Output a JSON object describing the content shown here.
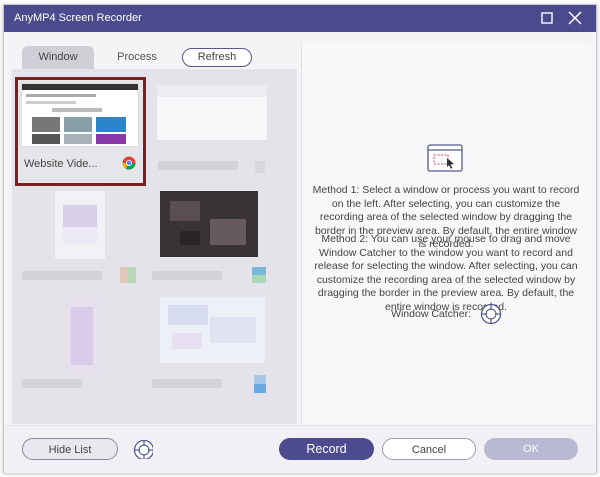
{
  "app": {
    "title": "AnyMP4 Screen Recorder"
  },
  "tabs": {
    "window": "Window",
    "process": "Process",
    "refresh": "Refresh"
  },
  "windows": [
    {
      "label": "Website Vide...",
      "selected": true,
      "icon": "chrome-icon"
    }
  ],
  "right": {
    "method1": "Method 1: Select a window or process you want to record on the left. After selecting, you can customize the recording area of the selected window by dragging the border in the preview area. By default, the entire window is recorded.",
    "method2": "Method 2: You can use your mouse to drag and move Window Catcher to the window you want to record and release for selecting the window. After selecting, you can customize the recording area of the selected window by dragging the border in the preview area. By default, the entire window is recorded.",
    "window_catcher_label": "Window Catcher:"
  },
  "bottom": {
    "hide_list": "Hide List",
    "record": "Record",
    "cancel": "Cancel",
    "ok": "OK"
  },
  "colors": {
    "titlebar": "#4a4a8c",
    "accent": "#4d4a8e",
    "selected_border": "#7a2020",
    "ok_disabled": "#b9b9d3"
  }
}
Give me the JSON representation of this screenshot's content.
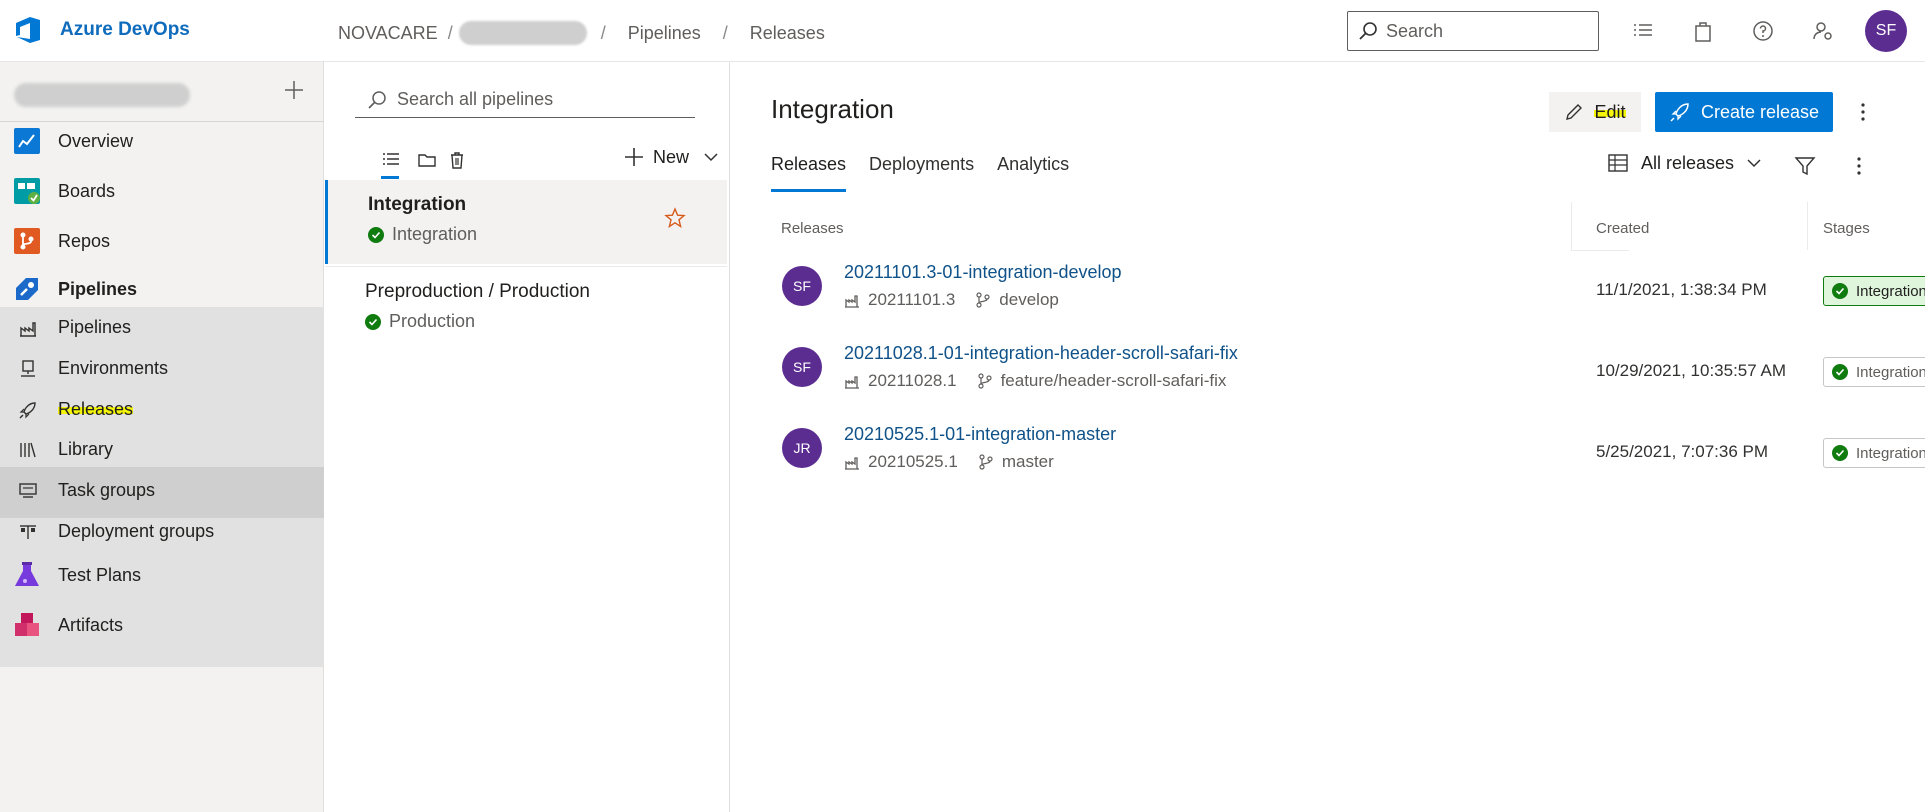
{
  "app": {
    "brand": "Azure DevOps"
  },
  "breadcrumb": {
    "org": "NOVACARE",
    "sep": "/",
    "items": [
      "Pipelines",
      "Releases"
    ]
  },
  "header": {
    "search_placeholder": "Search",
    "user_initials": "SF"
  },
  "nav": {
    "items": [
      {
        "label": "Overview"
      },
      {
        "label": "Boards"
      },
      {
        "label": "Repos"
      },
      {
        "label": "Pipelines"
      },
      {
        "label": "Pipelines"
      },
      {
        "label": "Environments"
      },
      {
        "label": "Releases"
      },
      {
        "label": "Library"
      },
      {
        "label": "Task groups"
      },
      {
        "label": "Deployment groups"
      },
      {
        "label": "Test Plans"
      },
      {
        "label": "Artifacts"
      }
    ]
  },
  "pipelines_panel": {
    "search_placeholder": "Search all pipelines",
    "new_label": "New",
    "items": [
      {
        "title": "Integration",
        "subtitle": "Integration",
        "selected": true
      },
      {
        "title": "Preproduction / Production",
        "subtitle": "Production",
        "selected": false
      }
    ]
  },
  "main": {
    "title": "Integration",
    "edit_label": "Edit",
    "create_label": "Create release",
    "tabs": [
      "Releases",
      "Deployments",
      "Analytics"
    ],
    "filter_label": "All releases",
    "columns": {
      "releases": "Releases",
      "created": "Created",
      "stages": "Stages"
    },
    "releases": [
      {
        "initials": "SF",
        "name": "20211101.3-01-integration-develop",
        "build": "20211101.3",
        "branch": "develop",
        "created": "11/1/2021, 1:38:34 PM",
        "stage": "Integration"
      },
      {
        "initials": "SF",
        "name": "20211028.1-01-integration-header-scroll-safari-fix",
        "build": "20211028.1",
        "branch": "feature/header-scroll-safari-fix",
        "created": "10/29/2021, 10:35:57 AM",
        "stage": "Integration"
      },
      {
        "initials": "JR",
        "name": "20210525.1-01-integration-master",
        "build": "20210525.1",
        "branch": "master",
        "created": "5/25/2021, 7:07:36 PM",
        "stage": "Integration"
      }
    ]
  },
  "colors": {
    "accent": "#0078d4",
    "avatar": "#5c2d91",
    "success": "#107c10",
    "highlight": "#f5f50a"
  }
}
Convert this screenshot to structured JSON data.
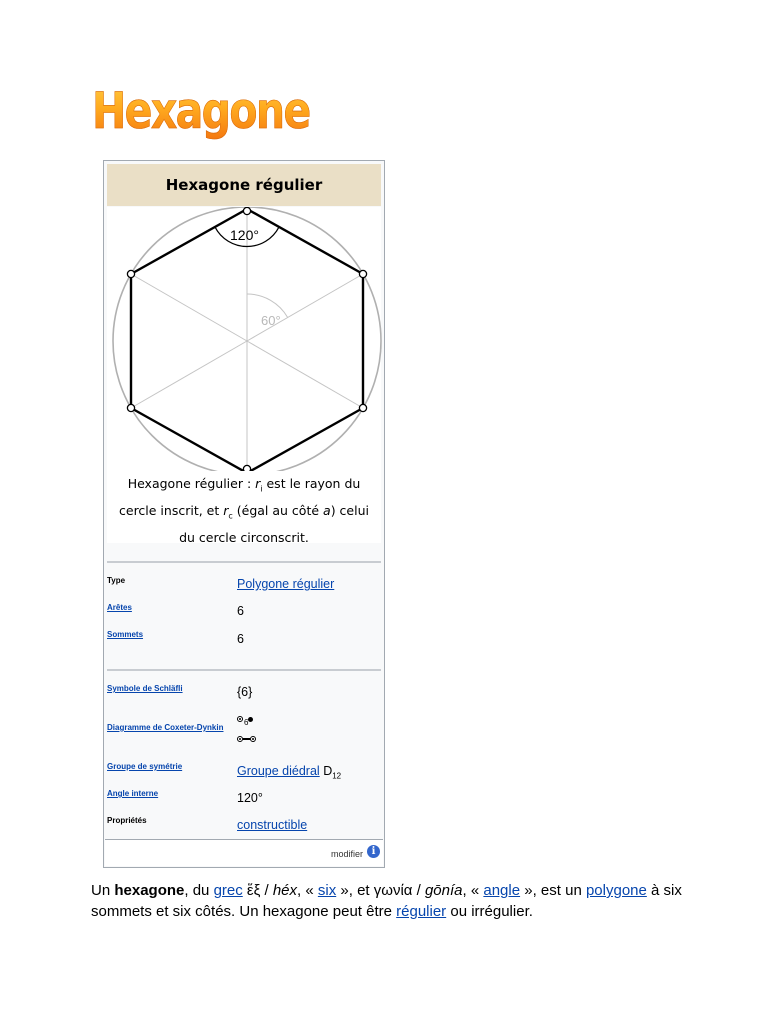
{
  "page": {
    "title": "Hexagone"
  },
  "infobox": {
    "header": "Hexagone régulier",
    "diagram": {
      "vertex_angle": "120°",
      "central_angle": "60°"
    },
    "caption": {
      "part1": "Hexagone régulier : ",
      "ri_var": "r",
      "ri_sub": "i",
      "part2": " est le rayon du cercle inscrit, et ",
      "rc_var": "r",
      "rc_sub": "c",
      "part3": " (égal au côté ",
      "a_var": "a",
      "part4": ") celui du cercle circonscrit."
    },
    "rows1": [
      {
        "label": "Type",
        "label_is_link": false,
        "value": "Polygone régulier",
        "value_is_link": true
      },
      {
        "label": "Arêtes",
        "label_is_link": true,
        "value": "6",
        "value_is_link": false
      },
      {
        "label": "Sommets",
        "label_is_link": true,
        "value": "6",
        "value_is_link": false
      }
    ],
    "rows2": {
      "schlafli": {
        "label": "Symbole de Schläfli",
        "value": "{6}"
      },
      "coxeter": {
        "label": "Diagramme de Coxeter-Dynkin",
        "order": "6"
      },
      "symmetry": {
        "label": "Groupe de symétrie",
        "value": "Groupe diédral",
        "suffix": "D",
        "suffix_sub": "12"
      },
      "angle": {
        "label": "Angle interne",
        "value": "120°"
      },
      "props": {
        "label": "Propriétés",
        "value": "constructible"
      }
    },
    "footer": {
      "edit_label": "modifier",
      "info_glyph": "i"
    }
  },
  "intro": {
    "t1": "Un ",
    "hexagone_bold": "hexagone",
    "t2": ", du ",
    "grec_link": "grec",
    "t3": " ἕξ / ",
    "hex_italic": "héx",
    "t4": ", « ",
    "six_link": "six",
    "t5": " », et γωνία / ",
    "gonia_italic": "gōnía",
    "t6": ", « ",
    "angle_link": "angle",
    "t7": " », est un ",
    "polygone_link": "polygone",
    "t8": " à six sommets et six côtés. Un hexagone peut être ",
    "regulier_link": "régulier",
    "t9": " ou irrégulier."
  }
}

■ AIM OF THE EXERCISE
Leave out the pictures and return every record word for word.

■ TASK SOLUTION
Output a JSON object describing the content shown here.
{
  "app": {
    "title": "AnyMP4 Screen Recorder"
  },
  "tabs": {
    "window": "Window",
    "process": "Process",
    "refresh": "Refresh"
  },
  "windows": [
    {
      "label": "Website Vide...",
      "selected": true,
      "icon": "chrome-icon"
    }
  ],
  "right": {
    "method1": "Method 1: Select a window or process you want to record on the left. After selecting, you can customize the recording area of the selected window by dragging the border in the preview area. By default, the entire window is recorded.",
    "method2": "Method 2: You can use your mouse to drag and move Window Catcher to the window you want to record and release for selecting the window. After selecting, you can customize the recording area of the selected window by dragging the border in the preview area. By default, the entire window is recorded.",
    "window_catcher_label": "Window Catcher:"
  },
  "bottom": {
    "hide_list": "Hide List",
    "record": "Record",
    "cancel": "Cancel",
    "ok": "OK"
  },
  "colors": {
    "titlebar": "#4a4a8c",
    "accent": "#4d4a8e",
    "selected_border": "#7a2020",
    "ok_disabled": "#b9b9d3"
  }
}
Give me the JSON representation of this screenshot's content.
{
  "app": {
    "brand": "Azure DevOps"
  },
  "breadcrumb": {
    "org": "NOVACARE",
    "sep": "/",
    "items": [
      "Pipelines",
      "Releases"
    ]
  },
  "header": {
    "search_placeholder": "Search",
    "user_initials": "SF"
  },
  "nav": {
    "items": [
      {
        "label": "Overview"
      },
      {
        "label": "Boards"
      },
      {
        "label": "Repos"
      },
      {
        "label": "Pipelines"
      },
      {
        "label": "Pipelines"
      },
      {
        "label": "Environments"
      },
      {
        "label": "Releases"
      },
      {
        "label": "Library"
      },
      {
        "label": "Task groups"
      },
      {
        "label": "Deployment groups"
      },
      {
        "label": "Test Plans"
      },
      {
        "label": "Artifacts"
      }
    ]
  },
  "pipelines_panel": {
    "search_placeholder": "Search all pipelines",
    "new_label": "New",
    "items": [
      {
        "title": "Integration",
        "subtitle": "Integration",
        "selected": true
      },
      {
        "title": "Preproduction / Production",
        "subtitle": "Production",
        "selected": false
      }
    ]
  },
  "main": {
    "title": "Integration",
    "edit_label": "Edit",
    "create_label": "Create release",
    "tabs": [
      "Releases",
      "Deployments",
      "Analytics"
    ],
    "filter_label": "All releases",
    "columns": {
      "releases": "Releases",
      "created": "Created",
      "stages": "Stages"
    },
    "releases": [
      {
        "initials": "SF",
        "name": "20211101.3-01-integration-develop",
        "build": "20211101.3",
        "branch": "develop",
        "created": "11/1/2021, 1:38:34 PM",
        "stage": "Integration"
      },
      {
        "initials": "SF",
        "name": "20211028.1-01-integration-header-scroll-safari-fix",
        "build": "20211028.1",
        "branch": "feature/header-scroll-safari-fix",
        "created": "10/29/2021, 10:35:57 AM",
        "stage": "Integration"
      },
      {
        "initials": "JR",
        "name": "20210525.1-01-integration-master",
        "build": "20210525.1",
        "branch": "master",
        "created": "5/25/2021, 7:07:36 PM",
        "stage": "Integration"
      }
    ]
  },
  "colors": {
    "accent": "#0078d4",
    "avatar": "#5c2d91",
    "success": "#107c10",
    "highlight": "#f5f50a"
  }
}
Convert this screenshot to structured JSON data.
{
  "page": {
    "title": "Hexagone"
  },
  "infobox": {
    "header": "Hexagone régulier",
    "diagram": {
      "vertex_angle": "120°",
      "central_angle": "60°"
    },
    "caption": {
      "part1": "Hexagone régulier : ",
      "ri_var": "r",
      "ri_sub": "i",
      "part2": " est le rayon du cercle inscrit, et ",
      "rc_var": "r",
      "rc_sub": "c",
      "part3": " (égal au côté ",
      "a_var": "a",
      "part4": ") celui du cercle circonscrit."
    },
    "rows1": [
      {
        "label": "Type",
        "label_is_link": false,
        "value": "Polygone régulier",
        "value_is_link": true
      },
      {
        "label": "Arêtes",
        "label_is_link": true,
        "value": "6",
        "value_is_link": false
      },
      {
        "label": "Sommets",
        "label_is_link": true,
        "value": "6",
        "value_is_link": false
      }
    ],
    "rows2": {
      "schlafli": {
        "label": "Symbole de Schläfli",
        "value": "{6}"
      },
      "coxeter": {
        "label": "Diagramme de Coxeter-Dynkin",
        "order": "6"
      },
      "symmetry": {
        "label": "Groupe de symétrie",
        "value": "Groupe diédral",
        "suffix": "D",
        "suffix_sub": "12"
      },
      "angle": {
        "label": "Angle interne",
        "value": "120°"
      },
      "props": {
        "label": "Propriétés",
        "value": "constructible"
      }
    },
    "footer": {
      "edit_label": "modifier",
      "info_glyph": "i"
    }
  },
  "intro": {
    "t1": "Un ",
    "hexagone_bold": "hexagone",
    "t2": ", du ",
    "grec_link": "grec",
    "t3": " ἕξ / ",
    "hex_italic": "héx",
    "t4": ", « ",
    "six_link": "six",
    "t5": " », et γωνία / ",
    "gonia_italic": "gōnía",
    "t6": ", « ",
    "angle_link": "angle",
    "t7": " », est un ",
    "polygone_link": "polygone",
    "t8": " à six sommets et six côtés. Un hexagone peut être ",
    "regulier_link": "régulier",
    "t9": " ou irrégulier."
  }
}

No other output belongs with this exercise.